The Cost of Obamacare’s Mandates
Two developments in the past week have provided further evidence of the impact of the health care law’s Medicaid mandates on state budgets. First, the National Governors Association released its updated Fiscal Survey of States, which shows that states are having difficulty funding their Medicaid programs: For Fiscal Year 2012 (which in many states starts on July 1), 37 states have considered reducing or freezing provider payments, 28 states have proposed limiting or eliminating benefits, and 30 states have proposed limitations or other restrictions on prescription drug spending.
At a time when states cannot afford the Medicaid programs they already have, Obamacare imposes at least $118 billion in new mandates on states by requiring them to cover as many as 25 million MORE beneficiaries. The opportunity costs of these Medicaid mandates were made plain last week, when the Wall Street Journal profiled the rising fees imposed in many public schools – “registration fees, technology fees, and unspecified ‘instructional fees’” that can run in the hundreds, if not thousands, of dollars for students. The article notes that schools are implementing these fees in part because “states have cut education funding by a collective $17 billion” due to “higher expenses for programs such as Medicaid.” Given the new costs once Obamacare’s Medicaid expansion is fully implemented in 2014, one can reasonably conclude that the state cuts to education spending – and resulting impact at the local level – will only accelerate in years to come.

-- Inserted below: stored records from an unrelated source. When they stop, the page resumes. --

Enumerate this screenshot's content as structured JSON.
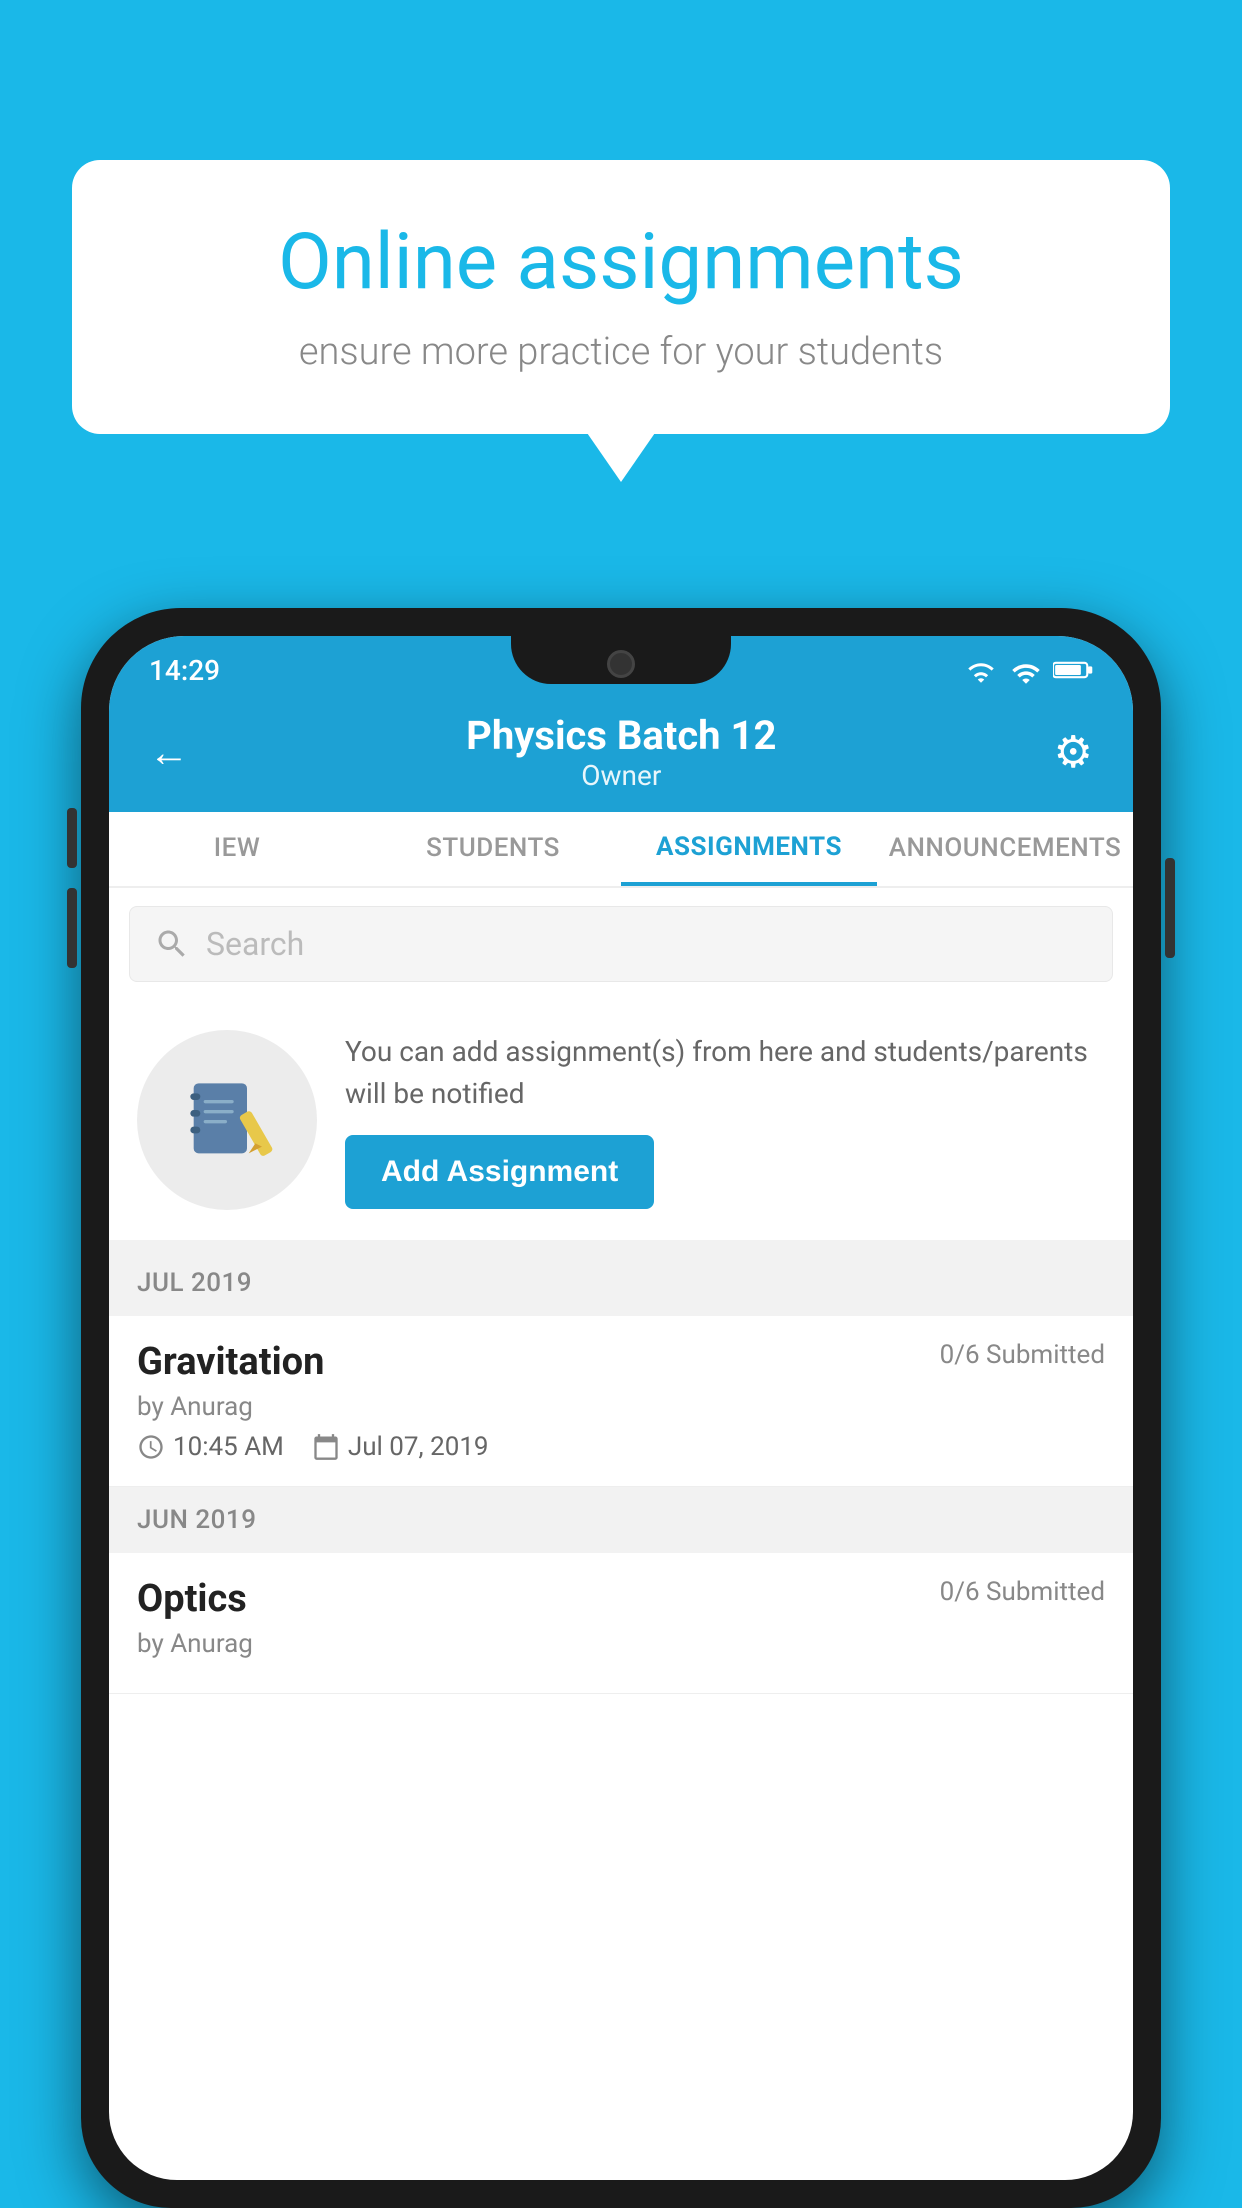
{
  "background": {
    "color": "#1ab8e8"
  },
  "speech_bubble": {
    "title": "Online assignments",
    "subtitle": "ensure more practice for your students"
  },
  "phone": {
    "status_bar": {
      "time": "14:29",
      "icons": "wifi signal battery"
    },
    "header": {
      "title": "Physics Batch 12",
      "subtitle": "Owner",
      "back_label": "←",
      "settings_label": "⚙"
    },
    "tabs": [
      {
        "label": "IEW",
        "active": false
      },
      {
        "label": "STUDENTS",
        "active": false
      },
      {
        "label": "ASSIGNMENTS",
        "active": true
      },
      {
        "label": "ANNOUNCEMENTS",
        "active": false
      }
    ],
    "search": {
      "placeholder": "Search"
    },
    "promo": {
      "text": "You can add assignment(s) from here and students/parents will be notified",
      "button_label": "Add Assignment"
    },
    "sections": [
      {
        "label": "JUL 2019",
        "assignments": [
          {
            "title": "Gravitation",
            "submitted": "0/6 Submitted",
            "by": "by Anurag",
            "time": "10:45 AM",
            "date": "Jul 07, 2019"
          }
        ]
      },
      {
        "label": "JUN 2019",
        "assignments": [
          {
            "title": "Optics",
            "submitted": "0/6 Submitted",
            "by": "by Anurag",
            "time": "",
            "date": ""
          }
        ]
      }
    ]
  }
}
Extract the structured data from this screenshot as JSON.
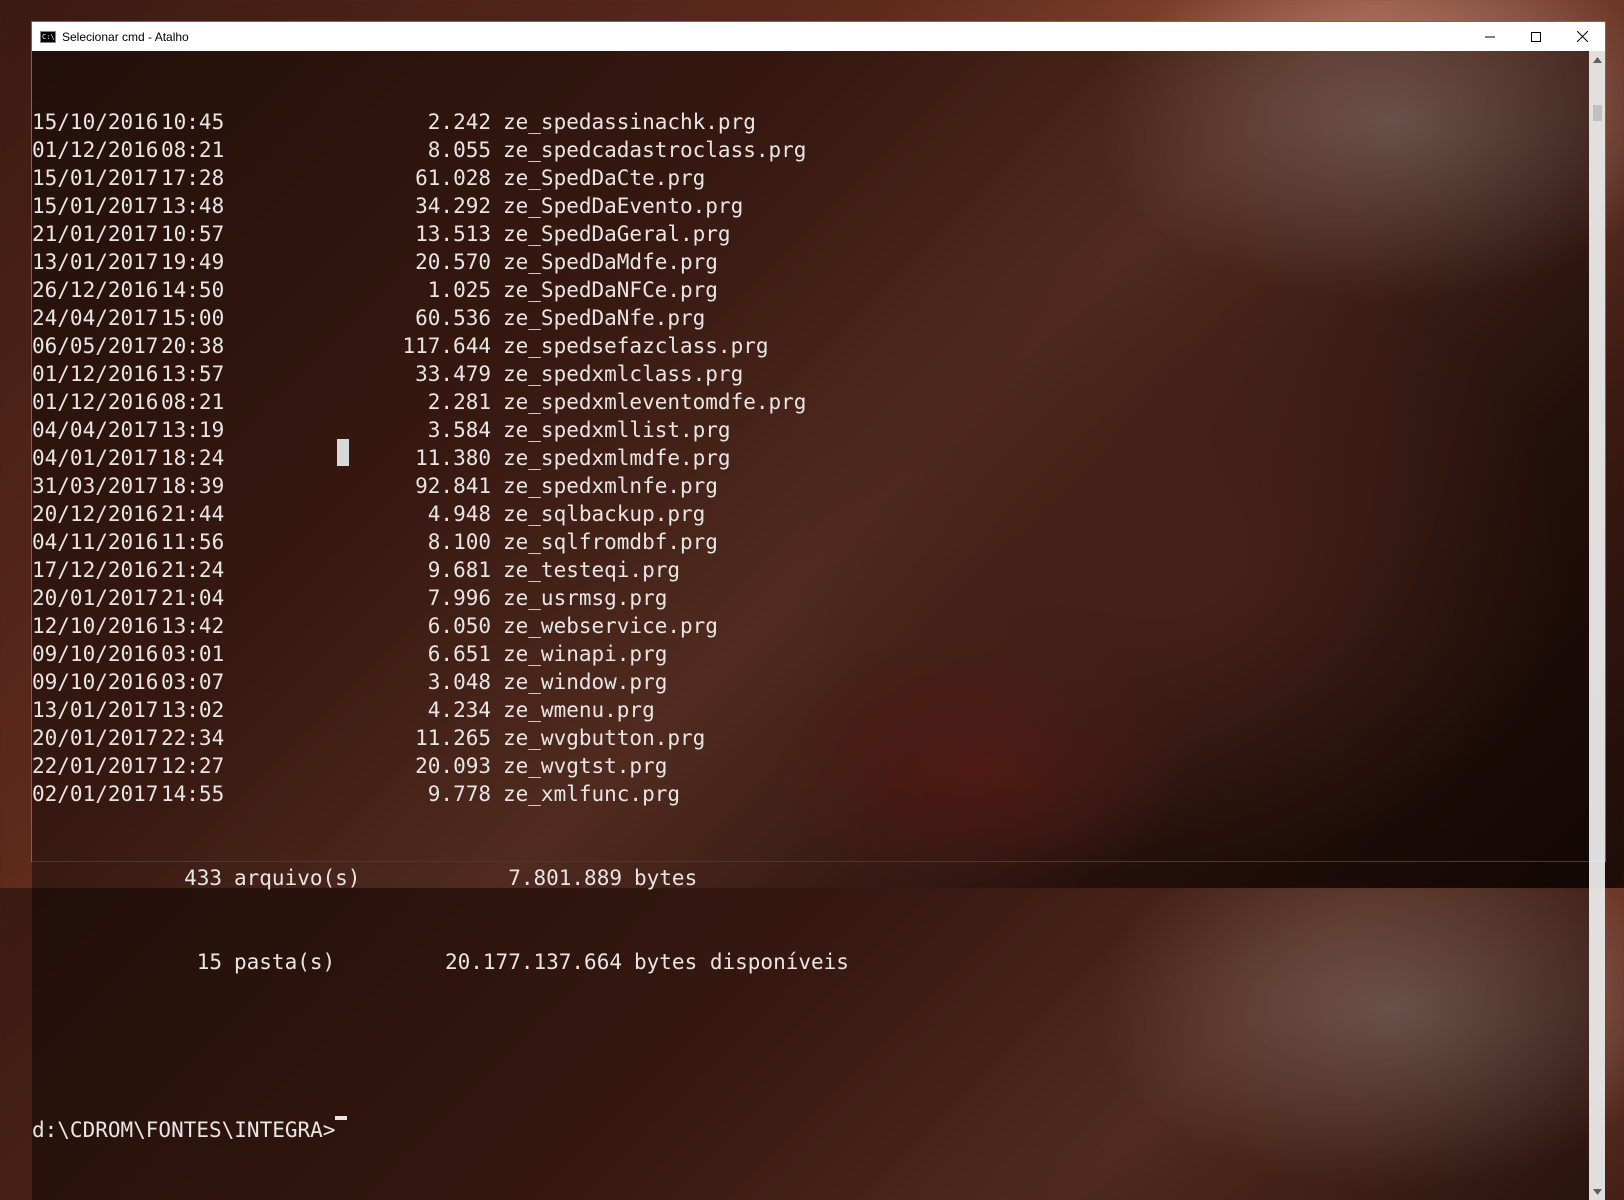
{
  "window": {
    "title": "Selecionar cmd - Atalho",
    "minimize_label": "—",
    "maximize_label": "☐",
    "close_label": "✕"
  },
  "listing": [
    {
      "date": "15/10/2016",
      "time": "10:45",
      "size": "2.242",
      "name": "ze_spedassinachk.prg"
    },
    {
      "date": "01/12/2016",
      "time": "08:21",
      "size": "8.055",
      "name": "ze_spedcadastroclass.prg"
    },
    {
      "date": "15/01/2017",
      "time": "17:28",
      "size": "61.028",
      "name": "ze_SpedDaCte.prg"
    },
    {
      "date": "15/01/2017",
      "time": "13:48",
      "size": "34.292",
      "name": "ze_SpedDaEvento.prg"
    },
    {
      "date": "21/01/2017",
      "time": "10:57",
      "size": "13.513",
      "name": "ze_SpedDaGeral.prg"
    },
    {
      "date": "13/01/2017",
      "time": "19:49",
      "size": "20.570",
      "name": "ze_SpedDaMdfe.prg"
    },
    {
      "date": "26/12/2016",
      "time": "14:50",
      "size": "1.025",
      "name": "ze_SpedDaNFCe.prg"
    },
    {
      "date": "24/04/2017",
      "time": "15:00",
      "size": "60.536",
      "name": "ze_SpedDaNfe.prg"
    },
    {
      "date": "06/05/2017",
      "time": "20:38",
      "size": "117.644",
      "name": "ze_spedsefazclass.prg"
    },
    {
      "date": "01/12/2016",
      "time": "13:57",
      "size": "33.479",
      "name": "ze_spedxmlclass.prg"
    },
    {
      "date": "01/12/2016",
      "time": "08:21",
      "size": "2.281",
      "name": "ze_spedxmleventomdfe.prg"
    },
    {
      "date": "04/04/2017",
      "time": "13:19",
      "size": "3.584",
      "name": "ze_spedxmllist.prg"
    },
    {
      "date": "04/01/2017",
      "time": "18:24",
      "size": "11.380",
      "name": "ze_spedxmlmdfe.prg"
    },
    {
      "date": "31/03/2017",
      "time": "18:39",
      "size": "92.841",
      "name": "ze_spedxmlnfe.prg"
    },
    {
      "date": "20/12/2016",
      "time": "21:44",
      "size": "4.948",
      "name": "ze_sqlbackup.prg"
    },
    {
      "date": "04/11/2016",
      "time": "11:56",
      "size": "8.100",
      "name": "ze_sqlfromdbf.prg"
    },
    {
      "date": "17/12/2016",
      "time": "21:24",
      "size": "9.681",
      "name": "ze_testeqi.prg"
    },
    {
      "date": "20/01/2017",
      "time": "21:04",
      "size": "7.996",
      "name": "ze_usrmsg.prg"
    },
    {
      "date": "12/10/2016",
      "time": "13:42",
      "size": "6.050",
      "name": "ze_webservice.prg"
    },
    {
      "date": "09/10/2016",
      "time": "03:01",
      "size": "6.651",
      "name": "ze_winapi.prg"
    },
    {
      "date": "09/10/2016",
      "time": "03:07",
      "size": "3.048",
      "name": "ze_window.prg"
    },
    {
      "date": "13/01/2017",
      "time": "13:02",
      "size": "4.234",
      "name": "ze_wmenu.prg"
    },
    {
      "date": "20/01/2017",
      "time": "22:34",
      "size": "11.265",
      "name": "ze_wvgbutton.prg"
    },
    {
      "date": "22/01/2017",
      "time": "12:27",
      "size": "20.093",
      "name": "ze_wvgtst.prg"
    },
    {
      "date": "02/01/2017",
      "time": "14:55",
      "size": "9.778",
      "name": "ze_xmlfunc.prg"
    }
  ],
  "summary": {
    "files_count": "433",
    "files_label": "arquivo(s)",
    "files_bytes": "7.801.889",
    "files_unit": "bytes",
    "dirs_count": "15",
    "dirs_label": "pasta(s)",
    "dirs_bytes": "20.177.137.664",
    "dirs_unit": "bytes disponíveis"
  },
  "prompt": "d:\\CDROM\\FONTES\\INTEGRA>"
}
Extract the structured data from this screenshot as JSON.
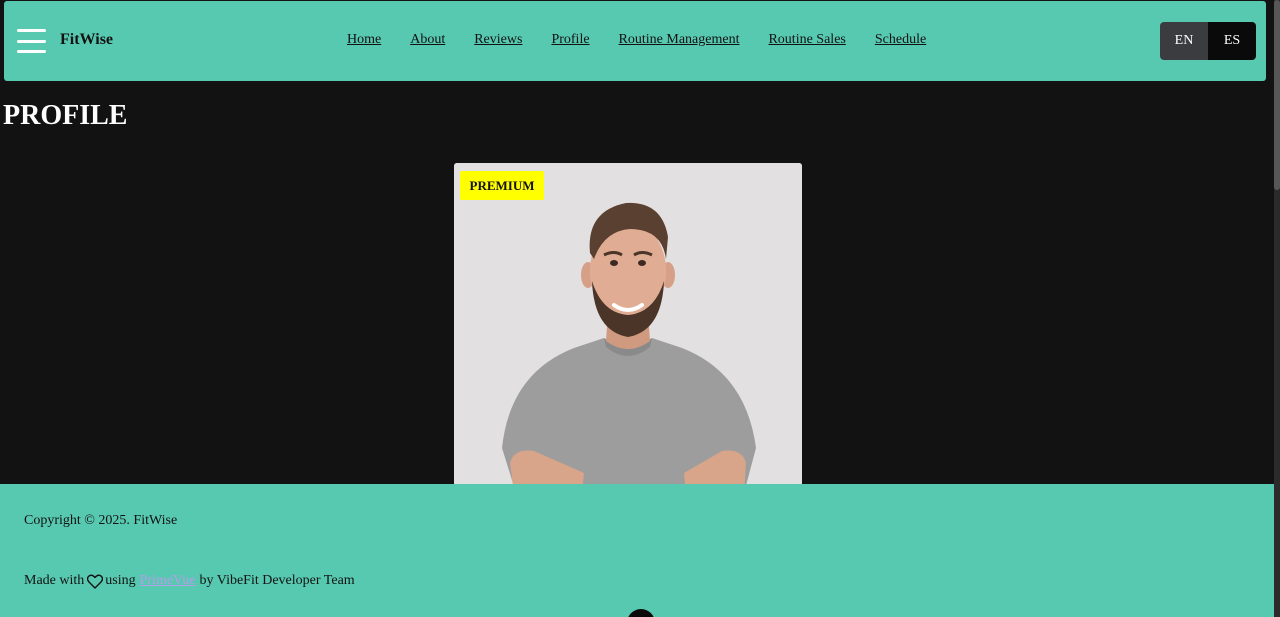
{
  "header": {
    "brand": "FitWise",
    "nav": [
      "Home",
      "About",
      "Reviews",
      "Profile",
      "Routine Management",
      "Routine Sales",
      "Schedule"
    ],
    "languages": [
      "EN",
      "ES"
    ]
  },
  "main": {
    "title": "PROFILE",
    "card": {
      "badge": "PREMIUM"
    }
  },
  "footer": {
    "copyright": "Copyright © 2025. FitWise",
    "made_with_prefix": "Made with",
    "made_with_using": "using",
    "link": "PrimeVue",
    "made_with_suffix": "by VibeFit Developer Team"
  },
  "colors": {
    "header_bg": "#57c9b0",
    "badge_bg": "#ffff00",
    "page_bg": "#121212",
    "link": "#b59ee8"
  },
  "icons": [
    "hamburger-menu-icon",
    "heart-icon"
  ]
}
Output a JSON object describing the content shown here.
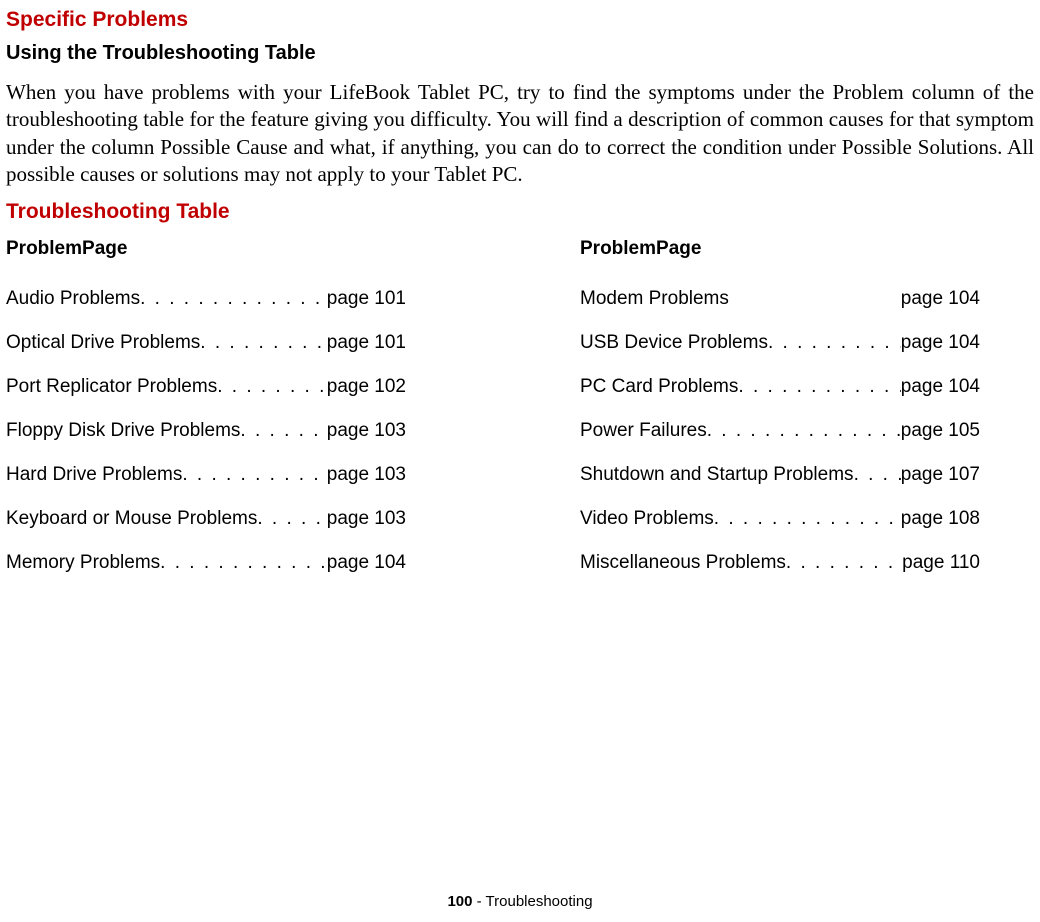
{
  "headings": {
    "section": "Specific Problems",
    "sub": "Using the Troubleshooting Table",
    "table": "Troubleshooting Table"
  },
  "body": "When you have problems with your LifeBook Tablet PC, try to find the symptoms under the Problem column of the troubleshooting table for the feature giving you difficulty. You will find a description of common causes for that symptom under the column Possible Cause and what, if anything, you can do to correct the condition under Possible Solutions. All possible causes or solutions may not apply to your Tablet PC.",
  "columns": {
    "left": {
      "header": "ProblemPage",
      "items": [
        {
          "label": "Audio Problems",
          "page": "page 101"
        },
        {
          "label": "Optical Drive Problems",
          "page": "page 101"
        },
        {
          "label": "Port Replicator Problems",
          "page": "page 102"
        },
        {
          "label": "Floppy Disk Drive Problems",
          "page": "page 103"
        },
        {
          "label": "Hard Drive Problems",
          "page": "page 103"
        },
        {
          "label": "Keyboard or Mouse Problems",
          "page": "page 103"
        },
        {
          "label": "Memory Problems",
          "page": "page 104"
        }
      ]
    },
    "right": {
      "header": "ProblemPage",
      "items": [
        {
          "label": "Modem Problems",
          "page": "page 104",
          "nodots": true
        },
        {
          "label": "USB Device Problems",
          "page": "page 104"
        },
        {
          "label": "PC Card Problems",
          "page": "page 104"
        },
        {
          "label": "Power Failures",
          "page": "page 105"
        },
        {
          "label": "Shutdown and Startup Problems",
          "page": "page 107"
        },
        {
          "label": "Video Problems",
          "page": "page 108"
        },
        {
          "label": "Miscellaneous Problems",
          "page": "page 110"
        }
      ]
    }
  },
  "footer": {
    "page_number": "100",
    "separator": " - ",
    "section_name": "Troubleshooting"
  }
}
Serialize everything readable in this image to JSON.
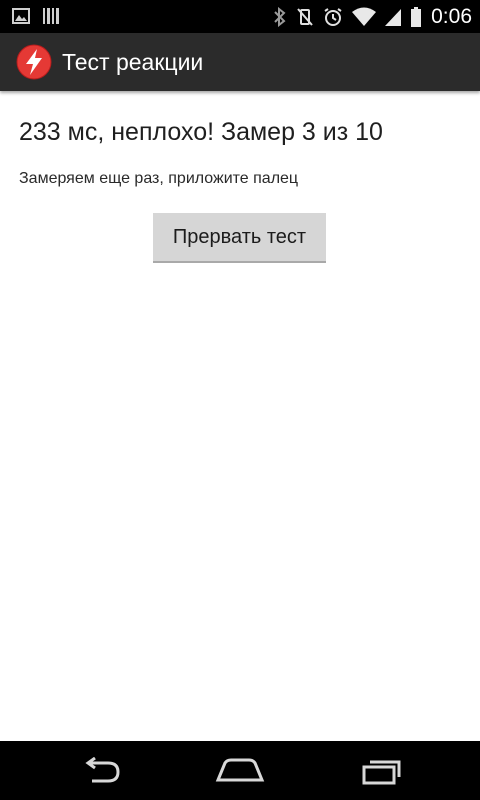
{
  "status_bar": {
    "time": "0:06",
    "icons": [
      "picture-icon",
      "barcode-icon",
      "bluetooth-icon",
      "vibrate-off-icon",
      "alarm-icon",
      "wifi-icon",
      "signal-icon",
      "battery-icon"
    ]
  },
  "action_bar": {
    "title": "Тест реакции",
    "app_icon": "lightning-icon",
    "icon_color": "#e53935"
  },
  "content": {
    "result": "233 мс, неплохо! Замер 3 из 10",
    "instruction": "Замеряем еще раз, приложите палец",
    "stop_button_label": "Прервать тест"
  },
  "nav_bar": {
    "buttons": [
      "back-icon",
      "home-icon",
      "recent-apps-icon"
    ]
  }
}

While some of the school fees referenced in the Journal article may be defensible on their own merits, and while rising teacher salaries and benefits certainly contribute to budgetary shortfalls in some school districts, the larger point remains: In imposing new Medicaid mandates in the health care law, Democrats FORCED states to prioritize health care spending over other important priorities like education and public safety – and that federal mandate will not come without costs or trade-offs to states and local governments in both the short and long term.